** Opening Information provided block **
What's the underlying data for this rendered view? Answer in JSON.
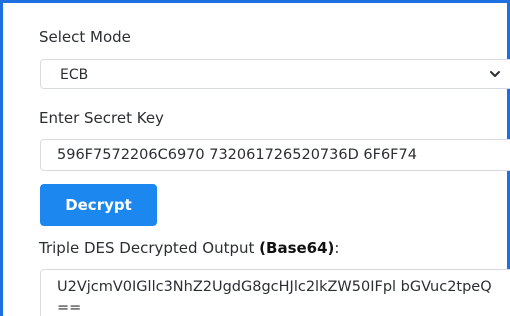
{
  "mode": {
    "label": "Select Mode",
    "selected": "ECB"
  },
  "key": {
    "label": "Enter Secret Key",
    "value": "596F7572206C6970 732061726520736D 6F6F74"
  },
  "decrypt_button": {
    "label": "Decrypt"
  },
  "output": {
    "label_prefix": "Triple DES Decrypted Output ",
    "label_format": "(Base64)",
    "label_suffix": ":",
    "value": "U2VjcmV0IGllc3NhZ2UgdG8gcHJlc2lkZW50IFpl bGVuc2tpeQ=="
  },
  "accent_color": "#1c87ee"
}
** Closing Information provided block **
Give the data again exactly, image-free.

What's the underlying data for this rendered view? Answer in JSON.
{
  "mode": {
    "label": "Select Mode",
    "selected": "ECB"
  },
  "key": {
    "label": "Enter Secret Key",
    "value": "596F7572206C6970 732061726520736D 6F6F74"
  },
  "decrypt_button": {
    "label": "Decrypt"
  },
  "output": {
    "label_prefix": "Triple DES Decrypted Output ",
    "label_format": "(Base64)",
    "label_suffix": ":",
    "value": "U2VjcmV0IGllc3NhZ2UgdG8gcHJlc2lkZW50IFpl bGVuc2tpeQ=="
  },
  "accent_color": "#1c87ee"
}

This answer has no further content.